I invested a year in working with a German woman. I served as her ESL teacher while she lives here temporarily in tandem with her husband’s assignment at Roche Molecular Systems. She lives in Lafayette. For the uninitiated, Lafayette is an upscale community. Wealth. The entire Bay Area of Northern California is a reflection of the wealth that exists among the population who, to a large degree, follow the lead that IT provides.
On visits to my student’s home, I discovered a wonderful little thrift shop. I view thrift shops as God’s way of saying, “Shop here Cyndi, you can’t go wrong.” And I don’t. A sweet, green polka-dot dress. Primary color candle-stick holders. A tie-front skirt. Greeting cards. These are a few of my finds, but I also found something else less endearing. When I pulled into the small parking lot, I found every space had a meter. Twenty-five cents will get you 3 minutes. I grumbled while I fed the meter 15 minutes worth of change. I made it my mission to mildly complain to the first clerk I found in the shop.
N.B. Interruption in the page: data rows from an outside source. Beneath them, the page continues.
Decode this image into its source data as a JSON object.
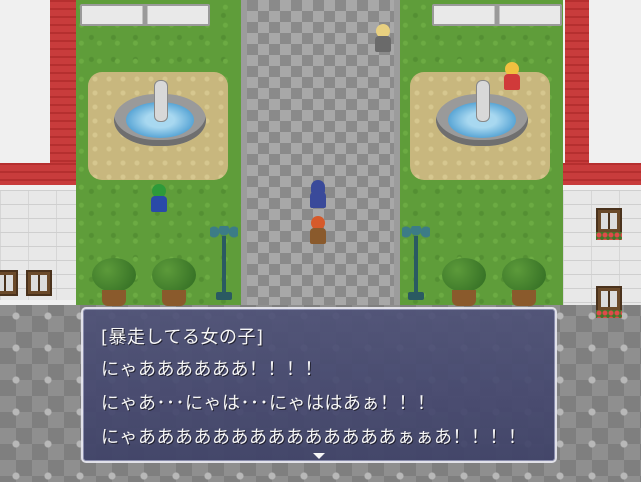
{
  "dialogue": {
    "speaker": "[暴走してる女の子]",
    "lines": [
      "にゃああああああ！！！！",
      "にゃあ･･･にゃは･･･にゃははあぁ！！！",
      "にゃああああああああああああああぁぁあ！！！！"
    ],
    "continue_indicator": "down-arrow-icon"
  },
  "colors": {
    "window_bg": "#4a4d73",
    "window_border": "#e8e8f0",
    "text": "#ffffff",
    "grass": "#5f9d3a",
    "roof": "#c83c3c"
  },
  "characters": [
    {
      "name": "player-hero",
      "hair": "#d65a2a",
      "clothing": "#8a5a2c"
    },
    {
      "name": "witch-npc",
      "hair": "#3a4a9a",
      "clothing": "#3a4a9a"
    },
    {
      "name": "green-haired-girl",
      "hair": "#2e9a3a",
      "clothing": "#2a4aa8"
    },
    {
      "name": "blonde-girl",
      "hair": "#f0c040",
      "clothing": "#d03a3a"
    },
    {
      "name": "maid-npc",
      "hair": "#e8d080",
      "clothing": "#6a6a6a"
    }
  ]
}
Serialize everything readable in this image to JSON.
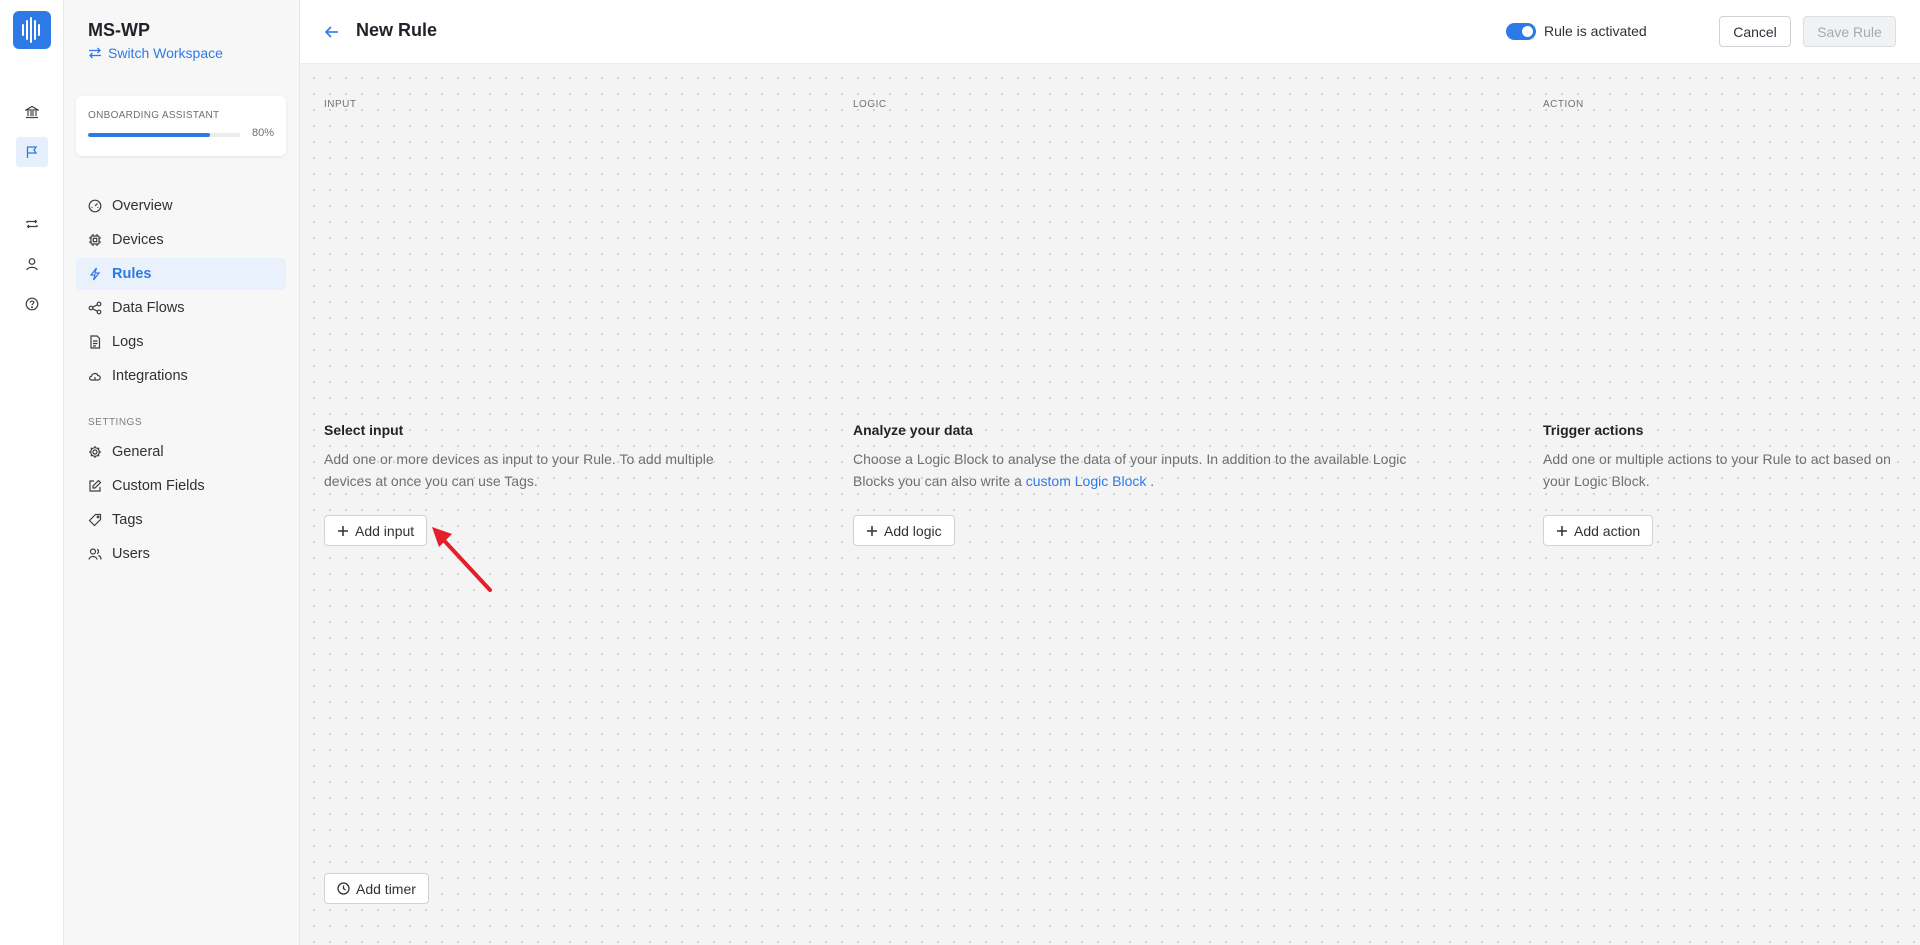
{
  "workspace": {
    "name": "MS-WP",
    "switch_label": "Switch Workspace"
  },
  "onboarding": {
    "label": "ONBOARDING ASSISTANT",
    "progress_percent": 80,
    "progress_text": "80%"
  },
  "nav": {
    "items": [
      {
        "label": "Overview",
        "icon": "gauge-icon"
      },
      {
        "label": "Devices",
        "icon": "chip-icon"
      },
      {
        "label": "Rules",
        "icon": "lightning-icon",
        "active": true
      },
      {
        "label": "Data Flows",
        "icon": "share-nodes-icon"
      },
      {
        "label": "Logs",
        "icon": "log-file-icon"
      },
      {
        "label": "Integrations",
        "icon": "cloud-icon"
      }
    ],
    "settings_label": "SETTINGS",
    "settings_items": [
      {
        "label": "General",
        "icon": "gear-icon"
      },
      {
        "label": "Custom Fields",
        "icon": "edit-icon"
      },
      {
        "label": "Tags",
        "icon": "tag-icon"
      },
      {
        "label": "Users",
        "icon": "users-icon"
      }
    ]
  },
  "rail": {
    "icons": [
      "bank-icon",
      "flag-icon",
      "repeat-icon",
      "user-icon",
      "help-icon"
    ]
  },
  "header": {
    "title": "New Rule",
    "toggle_label": "Rule is activated",
    "toggle_on": true,
    "cancel_label": "Cancel",
    "save_label": "Save Rule"
  },
  "columns": {
    "input": {
      "label": "INPUT",
      "title": "Select input",
      "desc_line1": "Add one or more devices as input to your Rule. To add multiple",
      "desc_line2": "devices at once you can use Tags.",
      "button": "Add input"
    },
    "logic": {
      "label": "LOGIC",
      "title": "Analyze your data",
      "desc_line1": "Choose a Logic Block to analyse the data of your inputs. In addition to the available Logic",
      "desc_line2_prefix": "Blocks you can also write a",
      "desc_link": "custom Logic Block",
      "desc_line2_suffix": ".",
      "button": "Add logic"
    },
    "action": {
      "label": "ACTION",
      "title": "Trigger actions",
      "desc_line1": "Add one or multiple actions to your Rule to act based on",
      "desc_line2": "your Logic Block.",
      "button": "Add action"
    }
  },
  "timer_button": "Add timer",
  "colors": {
    "accent": "#2d7ae6",
    "annotation_arrow": "#e3202a"
  }
}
I questioned the lady behind the counter. “I think of Lafayette as being a wealthy community. Why do you need parking meters?” She didn’t hesitate. “Lafayette is a wealthy community because we have parking meters.” Duly noted.